--- RECORDS FOR THIS TASK Enclosed Below ---
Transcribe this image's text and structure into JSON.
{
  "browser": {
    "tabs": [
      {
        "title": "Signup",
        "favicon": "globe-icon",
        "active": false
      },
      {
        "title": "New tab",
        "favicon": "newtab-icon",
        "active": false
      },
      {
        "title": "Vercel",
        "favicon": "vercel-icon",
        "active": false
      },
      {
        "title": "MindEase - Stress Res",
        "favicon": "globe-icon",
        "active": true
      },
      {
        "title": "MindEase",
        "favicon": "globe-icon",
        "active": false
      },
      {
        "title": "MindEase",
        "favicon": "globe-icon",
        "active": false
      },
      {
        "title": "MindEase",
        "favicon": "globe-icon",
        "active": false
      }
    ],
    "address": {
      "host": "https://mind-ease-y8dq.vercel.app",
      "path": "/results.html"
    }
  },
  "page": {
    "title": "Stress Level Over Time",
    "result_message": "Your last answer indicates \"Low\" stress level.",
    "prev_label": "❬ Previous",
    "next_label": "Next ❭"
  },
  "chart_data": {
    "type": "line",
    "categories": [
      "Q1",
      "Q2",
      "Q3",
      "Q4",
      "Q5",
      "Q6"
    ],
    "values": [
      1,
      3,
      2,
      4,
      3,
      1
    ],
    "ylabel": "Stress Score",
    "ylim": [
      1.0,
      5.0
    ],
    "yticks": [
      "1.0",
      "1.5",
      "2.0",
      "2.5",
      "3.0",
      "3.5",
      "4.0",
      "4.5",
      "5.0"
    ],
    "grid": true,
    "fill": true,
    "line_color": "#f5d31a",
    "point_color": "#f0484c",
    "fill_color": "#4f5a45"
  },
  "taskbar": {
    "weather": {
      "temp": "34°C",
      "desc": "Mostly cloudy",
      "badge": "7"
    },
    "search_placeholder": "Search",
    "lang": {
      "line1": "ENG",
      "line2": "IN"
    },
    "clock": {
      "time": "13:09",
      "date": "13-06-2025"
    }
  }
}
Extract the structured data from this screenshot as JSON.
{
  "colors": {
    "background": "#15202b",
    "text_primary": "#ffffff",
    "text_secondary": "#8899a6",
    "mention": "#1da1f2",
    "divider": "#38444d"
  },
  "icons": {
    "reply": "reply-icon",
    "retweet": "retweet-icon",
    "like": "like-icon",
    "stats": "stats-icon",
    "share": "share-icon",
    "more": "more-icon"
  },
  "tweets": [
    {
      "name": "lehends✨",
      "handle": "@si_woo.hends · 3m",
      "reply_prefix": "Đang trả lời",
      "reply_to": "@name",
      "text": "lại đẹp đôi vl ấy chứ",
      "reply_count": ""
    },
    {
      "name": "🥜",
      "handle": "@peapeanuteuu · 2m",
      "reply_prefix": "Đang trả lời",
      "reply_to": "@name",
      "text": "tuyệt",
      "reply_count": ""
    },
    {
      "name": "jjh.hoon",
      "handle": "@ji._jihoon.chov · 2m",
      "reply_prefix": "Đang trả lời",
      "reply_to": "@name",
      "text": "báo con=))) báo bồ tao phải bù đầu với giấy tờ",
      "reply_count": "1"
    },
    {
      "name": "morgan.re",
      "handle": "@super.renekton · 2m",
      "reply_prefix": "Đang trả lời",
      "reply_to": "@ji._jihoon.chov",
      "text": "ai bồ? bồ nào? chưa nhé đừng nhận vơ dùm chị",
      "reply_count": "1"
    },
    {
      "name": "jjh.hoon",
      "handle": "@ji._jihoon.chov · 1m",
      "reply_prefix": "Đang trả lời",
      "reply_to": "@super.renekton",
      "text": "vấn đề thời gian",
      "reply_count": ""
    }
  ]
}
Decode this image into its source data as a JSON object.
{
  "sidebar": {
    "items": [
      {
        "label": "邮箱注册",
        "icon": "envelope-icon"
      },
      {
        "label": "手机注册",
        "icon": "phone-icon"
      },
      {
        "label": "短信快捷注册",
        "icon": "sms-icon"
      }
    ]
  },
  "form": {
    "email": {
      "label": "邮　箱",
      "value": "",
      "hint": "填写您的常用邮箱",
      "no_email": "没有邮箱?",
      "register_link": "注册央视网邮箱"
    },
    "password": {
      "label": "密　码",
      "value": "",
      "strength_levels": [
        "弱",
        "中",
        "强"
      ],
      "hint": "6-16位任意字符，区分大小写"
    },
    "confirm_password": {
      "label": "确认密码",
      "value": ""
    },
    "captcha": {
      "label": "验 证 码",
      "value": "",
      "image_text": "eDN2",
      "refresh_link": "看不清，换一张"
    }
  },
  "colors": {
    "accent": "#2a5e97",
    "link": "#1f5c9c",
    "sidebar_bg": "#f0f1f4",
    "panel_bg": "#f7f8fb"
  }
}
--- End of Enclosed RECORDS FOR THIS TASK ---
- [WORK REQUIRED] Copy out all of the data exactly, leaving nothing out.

- [TASK SOLUTION]
Transcribe this image's text and structure into JSON.
{
  "browser": {
    "tabs": [
      {
        "title": "Signup",
        "favicon": "globe-icon",
        "active": false
      },
      {
        "title": "New tab",
        "favicon": "newtab-icon",
        "active": false
      },
      {
        "title": "Vercel",
        "favicon": "vercel-icon",
        "active": false
      },
      {
        "title": "MindEase - Stress Res",
        "favicon": "globe-icon",
        "active": true
      },
      {
        "title": "MindEase",
        "favicon": "globe-icon",
        "active": false
      },
      {
        "title": "MindEase",
        "favicon": "globe-icon",
        "active": false
      },
      {
        "title": "MindEase",
        "favicon": "globe-icon",
        "active": false
      }
    ],
    "address": {
      "host": "https://mind-ease-y8dq.vercel.app",
      "path": "/results.html"
    }
  },
  "page": {
    "title": "Stress Level Over Time",
    "result_message": "Your last answer indicates \"Low\" stress level.",
    "prev_label": "❬ Previous",
    "next_label": "Next ❭"
  },
  "chart_data": {
    "type": "line",
    "categories": [
      "Q1",
      "Q2",
      "Q3",
      "Q4",
      "Q5",
      "Q6"
    ],
    "values": [
      1,
      3,
      2,
      4,
      3,
      1
    ],
    "ylabel": "Stress Score",
    "ylim": [
      1.0,
      5.0
    ],
    "yticks": [
      "1.0",
      "1.5",
      "2.0",
      "2.5",
      "3.0",
      "3.5",
      "4.0",
      "4.5",
      "5.0"
    ],
    "grid": true,
    "fill": true,
    "line_color": "#f5d31a",
    "point_color": "#f0484c",
    "fill_color": "#4f5a45"
  },
  "taskbar": {
    "weather": {
      "temp": "34°C",
      "desc": "Mostly cloudy",
      "badge": "7"
    },
    "search_placeholder": "Search",
    "lang": {
      "line1": "ENG",
      "line2": "IN"
    },
    "clock": {
      "time": "13:09",
      "date": "13-06-2025"
    }
  }
}
Extract the structured data from this screenshot as JSON.
{
  "colors": {
    "background": "#15202b",
    "text_primary": "#ffffff",
    "text_secondary": "#8899a6",
    "mention": "#1da1f2",
    "divider": "#38444d"
  },
  "icons": {
    "reply": "reply-icon",
    "retweet": "retweet-icon",
    "like": "like-icon",
    "stats": "stats-icon",
    "share": "share-icon",
    "more": "more-icon"
  },
  "tweets": [
    {
      "name": "lehends✨",
      "handle": "@si_woo.hends · 3m",
      "reply_prefix": "Đang trả lời",
      "reply_to": "@name",
      "text": "lại đẹp đôi vl ấy chứ",
      "reply_count": ""
    },
    {
      "name": "🥜",
      "handle": "@peapeanuteuu · 2m",
      "reply_prefix": "Đang trả lời",
      "reply_to": "@name",
      "text": "tuyệt",
      "reply_count": ""
    },
    {
      "name": "jjh.hoon",
      "handle": "@ji._jihoon.chov · 2m",
      "reply_prefix": "Đang trả lời",
      "reply_to": "@name",
      "text": "báo con=))) báo bồ tao phải bù đầu với giấy tờ",
      "reply_count": "1"
    },
    {
      "name": "morgan.re",
      "handle": "@super.renekton · 2m",
      "reply_prefix": "Đang trả lời",
      "reply_to": "@ji._jihoon.chov",
      "text": "ai bồ? bồ nào? chưa nhé đừng nhận vơ dùm chị",
      "reply_count": "1"
    },
    {
      "name": "jjh.hoon",
      "handle": "@ji._jihoon.chov · 1m",
      "reply_prefix": "Đang trả lời",
      "reply_to": "@super.renekton",
      "text": "vấn đề thời gian",
      "reply_count": ""
    }
  ]
}
Decode this image into its source data as a JSON object.
{
  "sidebar": {
    "items": [
      {
        "label": "邮箱注册",
        "icon": "envelope-icon"
      },
      {
        "label": "手机注册",
        "icon": "phone-icon"
      },
      {
        "label": "短信快捷注册",
        "icon": "sms-icon"
      }
    ]
  },
  "form": {
    "email": {
      "label": "邮　箱",
      "value": "",
      "hint": "填写您的常用邮箱",
      "no_email": "没有邮箱?",
      "register_link": "注册央视网邮箱"
    },
    "password": {
      "label": "密　码",
      "value": "",
      "strength_levels": [
        "弱",
        "中",
        "强"
      ],
      "hint": "6-16位任意字符，区分大小写"
    },
    "confirm_password": {
      "label": "确认密码",
      "value": ""
    },
    "captcha": {
      "label": "验 证 码",
      "value": "",
      "image_text": "eDN2",
      "refresh_link": "看不清，换一张"
    }
  },
  "colors": {
    "accent": "#2a5e97",
    "link": "#1f5c9c",
    "sidebar_bg": "#f0f1f4",
    "panel_bg": "#f7f8fb"
  }
}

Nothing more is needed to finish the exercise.